An Xiang, director of Beijing Dexiang Law Firm, said the second draft showed authorities had responded to criticism that the amendment was too lax when the first draft was released.
“[To state clearly that eating rare wildlife is illegal] is a big step forward from the first draft that made an exception for hunting and eating rare wild animals for medicinal use,” An said.
The first draft stated that rare wild animals used for medicine or dietary supplements should “follow the related medicine, supplement or food ordinances”, but did not specify a ban.
Jeff He,，country director for the International Fund for Animal Welfare (IFAW) China said the new draft had proven the authorities’ resolve to deter people from eating rare wildlife.

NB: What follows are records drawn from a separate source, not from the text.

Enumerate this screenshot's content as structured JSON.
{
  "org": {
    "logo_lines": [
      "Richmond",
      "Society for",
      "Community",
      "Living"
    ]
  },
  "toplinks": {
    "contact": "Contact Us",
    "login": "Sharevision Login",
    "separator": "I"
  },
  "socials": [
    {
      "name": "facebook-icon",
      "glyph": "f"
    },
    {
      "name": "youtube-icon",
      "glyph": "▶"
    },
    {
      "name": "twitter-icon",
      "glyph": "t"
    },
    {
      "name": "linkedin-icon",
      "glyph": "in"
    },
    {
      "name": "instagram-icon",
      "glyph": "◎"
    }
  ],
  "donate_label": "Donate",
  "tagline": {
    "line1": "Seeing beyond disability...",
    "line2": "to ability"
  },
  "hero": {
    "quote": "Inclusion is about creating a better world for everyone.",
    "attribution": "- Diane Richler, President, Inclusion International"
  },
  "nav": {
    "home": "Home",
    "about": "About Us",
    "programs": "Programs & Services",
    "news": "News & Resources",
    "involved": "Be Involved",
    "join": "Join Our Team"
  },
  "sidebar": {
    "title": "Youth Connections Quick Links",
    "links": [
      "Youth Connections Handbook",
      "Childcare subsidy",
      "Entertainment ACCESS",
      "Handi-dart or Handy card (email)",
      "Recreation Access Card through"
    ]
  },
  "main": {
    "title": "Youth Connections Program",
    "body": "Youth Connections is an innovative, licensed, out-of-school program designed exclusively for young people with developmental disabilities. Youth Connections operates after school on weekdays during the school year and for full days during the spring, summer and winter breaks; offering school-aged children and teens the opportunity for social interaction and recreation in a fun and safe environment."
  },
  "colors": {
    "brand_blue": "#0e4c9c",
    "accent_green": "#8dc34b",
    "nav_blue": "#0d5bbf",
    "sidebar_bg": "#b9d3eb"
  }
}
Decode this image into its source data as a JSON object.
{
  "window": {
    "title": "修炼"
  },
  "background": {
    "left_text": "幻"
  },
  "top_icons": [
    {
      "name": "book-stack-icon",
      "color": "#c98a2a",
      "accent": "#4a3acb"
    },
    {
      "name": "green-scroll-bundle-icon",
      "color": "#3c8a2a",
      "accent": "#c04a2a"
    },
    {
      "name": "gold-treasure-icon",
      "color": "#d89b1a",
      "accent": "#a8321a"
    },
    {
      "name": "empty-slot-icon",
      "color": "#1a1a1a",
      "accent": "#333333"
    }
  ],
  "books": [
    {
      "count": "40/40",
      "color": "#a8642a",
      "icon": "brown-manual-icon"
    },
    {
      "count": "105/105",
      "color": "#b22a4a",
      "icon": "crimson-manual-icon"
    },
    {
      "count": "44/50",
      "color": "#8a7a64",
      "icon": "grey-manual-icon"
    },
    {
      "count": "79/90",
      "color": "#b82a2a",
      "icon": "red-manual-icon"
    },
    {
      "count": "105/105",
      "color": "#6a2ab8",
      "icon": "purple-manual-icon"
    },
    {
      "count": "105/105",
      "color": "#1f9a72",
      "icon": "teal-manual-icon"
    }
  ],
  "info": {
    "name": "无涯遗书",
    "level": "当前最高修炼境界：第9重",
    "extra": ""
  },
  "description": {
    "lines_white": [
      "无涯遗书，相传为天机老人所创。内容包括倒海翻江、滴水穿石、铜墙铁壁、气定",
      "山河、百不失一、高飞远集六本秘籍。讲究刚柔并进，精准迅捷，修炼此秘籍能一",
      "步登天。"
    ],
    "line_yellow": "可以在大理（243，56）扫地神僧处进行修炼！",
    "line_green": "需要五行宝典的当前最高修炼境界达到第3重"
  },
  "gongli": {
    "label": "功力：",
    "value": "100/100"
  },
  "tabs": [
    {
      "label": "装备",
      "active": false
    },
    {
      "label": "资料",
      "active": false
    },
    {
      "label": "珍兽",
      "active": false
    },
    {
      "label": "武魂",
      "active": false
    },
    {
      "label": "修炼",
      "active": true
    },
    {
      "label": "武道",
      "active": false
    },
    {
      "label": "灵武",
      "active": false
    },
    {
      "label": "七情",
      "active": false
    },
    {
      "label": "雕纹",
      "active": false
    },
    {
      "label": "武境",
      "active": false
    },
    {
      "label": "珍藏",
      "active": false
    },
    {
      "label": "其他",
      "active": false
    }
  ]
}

“But the revised law should state more clearly the ban on commercial use of wild animals, instead of just banning eating them,” He said.
Eating rare wild animals is regarded as a social custom and symbol of status in China.
Beijing classifies 420 species as rare or endangered, including giant pandas, golden monkeys, Asian black bears and pangolins.